I'm very happy to be here now, and for however long they will have me.  I'm grateful I met Paige and Manny, for all those Saturday mornings with Fawn and Jagger, and for the chance to sell books with Emily and Sue who I swear are maybe the best booksellers ever! And of course Tosh, a sort of Jedi master of all things literary.  I read better now - and more, things that would have never interested me before. 

It wasn't easy being new, learning the staff and the customers (who truly are the best) and getting my legs here but I did. I remember hoping Jagger or Fawn would eventually like me and being relieved when both did.  I think of Jagger a lot (gone now too) and still expect to see him sometimes curled up in a ball behind the register sleeping or maybe keeping watch a little bit, over Glenn's shop, our shop. 

Friday, June 5, 2015

Book Soup Turns 40!

With our 40th anniversary just around the corner, Julia Callahan of Rare Bird Books and former Book Soup glory shares not one, but TWO tear-jerking remembrances from ye olde bookshop: 

"I started working at Book Soup when I was 22. I was working as a Page at Paramount Pictures, made no money, and decided working at a bookstore for extra money was the way to go. I had been in LA for about a year and I had some friends, but not many (I knew no one when I moved here). My Book Soup co-workers became family.
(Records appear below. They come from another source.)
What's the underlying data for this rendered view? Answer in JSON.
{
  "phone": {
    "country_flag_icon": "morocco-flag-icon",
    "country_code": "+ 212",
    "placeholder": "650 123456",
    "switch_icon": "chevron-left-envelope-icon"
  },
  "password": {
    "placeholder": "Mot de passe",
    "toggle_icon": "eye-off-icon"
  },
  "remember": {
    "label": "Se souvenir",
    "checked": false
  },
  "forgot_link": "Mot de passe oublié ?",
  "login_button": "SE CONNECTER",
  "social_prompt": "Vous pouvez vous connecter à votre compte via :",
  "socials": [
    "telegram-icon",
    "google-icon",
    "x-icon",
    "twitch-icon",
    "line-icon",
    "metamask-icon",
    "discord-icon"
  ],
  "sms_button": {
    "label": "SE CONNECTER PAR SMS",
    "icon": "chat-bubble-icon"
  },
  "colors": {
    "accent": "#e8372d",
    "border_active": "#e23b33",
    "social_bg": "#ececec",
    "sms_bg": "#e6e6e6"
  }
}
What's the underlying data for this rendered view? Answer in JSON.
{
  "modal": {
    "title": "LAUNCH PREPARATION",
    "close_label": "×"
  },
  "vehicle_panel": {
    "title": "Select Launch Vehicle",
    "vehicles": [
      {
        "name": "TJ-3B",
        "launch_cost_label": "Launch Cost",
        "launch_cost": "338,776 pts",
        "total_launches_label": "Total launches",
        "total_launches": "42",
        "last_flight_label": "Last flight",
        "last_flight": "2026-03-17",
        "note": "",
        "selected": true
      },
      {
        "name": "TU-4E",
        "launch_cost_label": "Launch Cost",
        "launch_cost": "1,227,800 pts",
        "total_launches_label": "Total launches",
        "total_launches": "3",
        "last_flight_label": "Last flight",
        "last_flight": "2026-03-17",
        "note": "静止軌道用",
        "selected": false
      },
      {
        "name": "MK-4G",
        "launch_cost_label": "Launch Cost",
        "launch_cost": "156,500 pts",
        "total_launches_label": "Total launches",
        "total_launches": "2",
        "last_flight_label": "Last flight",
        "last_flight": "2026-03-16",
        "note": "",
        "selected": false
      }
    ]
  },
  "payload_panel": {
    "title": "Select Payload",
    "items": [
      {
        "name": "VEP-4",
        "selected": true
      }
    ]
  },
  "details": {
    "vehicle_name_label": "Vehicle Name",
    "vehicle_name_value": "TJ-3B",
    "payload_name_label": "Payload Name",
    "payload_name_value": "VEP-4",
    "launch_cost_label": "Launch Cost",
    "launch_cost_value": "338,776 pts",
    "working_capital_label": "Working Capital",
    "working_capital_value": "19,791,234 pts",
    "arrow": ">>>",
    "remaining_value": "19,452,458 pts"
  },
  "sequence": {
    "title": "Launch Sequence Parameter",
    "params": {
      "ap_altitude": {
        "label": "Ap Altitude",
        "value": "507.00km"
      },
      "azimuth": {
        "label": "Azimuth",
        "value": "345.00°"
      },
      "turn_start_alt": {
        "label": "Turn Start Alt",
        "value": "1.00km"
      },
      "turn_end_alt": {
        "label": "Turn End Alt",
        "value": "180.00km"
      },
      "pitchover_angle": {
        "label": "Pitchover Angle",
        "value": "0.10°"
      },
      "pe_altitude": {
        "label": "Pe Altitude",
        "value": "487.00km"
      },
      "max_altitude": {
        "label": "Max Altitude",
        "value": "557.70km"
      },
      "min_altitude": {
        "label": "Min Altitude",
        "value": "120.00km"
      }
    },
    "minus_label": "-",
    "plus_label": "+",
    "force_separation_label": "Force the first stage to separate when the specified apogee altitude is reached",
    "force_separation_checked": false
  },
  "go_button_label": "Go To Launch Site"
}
I remember Ruth and Sue and Amy bringing a bit of extra food with them and making me eat healthy because I was making so little money, I could barely afford to eat. I remember Nancy giving me dating advice. Manny and I fought like siblings. Scott and I talked baseball. Fawn always made me tell her what I was reading. I remember walking into Book Soup and feeling like I was home. It felt like someone would care for me there. Like there were people that asked how my daw was going and what was new in my life. 

I still fully believe Book Soup is the reason I stayed in Los Angeles. I would have hauled myself back to San Francisco by now if it weren't for the amazing people I am lucky enough to call friends. Of course, the most significant relationship that came out of my time at Book Soup was with Tyson Cornell, with whom I've helped build Rare Bird Books & Lit. I was his assistant at Book Soup and now here we are, five years and hundreds of books later, with a company that just keeps growing.

That store was truly a blessing for me."


"It's no secret that the Marketing and Publicity department used to drink a lot. In our defense, on a good day we worked 12 hours, but normally we were there for 14-16 hours. Still, we drank a lot. I'm not sure when it began, perhaps before I ever came to Book Soup, but at 5pm every day we had what we called Draper Time (after Don Draper from Mad Men). We'd all go over to Red  Rock or Mirabelle and have a few drinks, chat for a while, and then go back to work.

It's a memory that seems like it can only happen in your 20s. Going to that bar across the street from your office where everybody knows your name. We drank whiskey and talked books and got to know each other in that special way that people who work closely together for very long days go. It is one of my favorite memories. Every time I drive by State (which used to be Red Rock), different memories flood back. Great times. Great friends. Learning some of the most important lessons of my life."

Email your own Book Soup to info@booksoup.com to be featured here on our blog!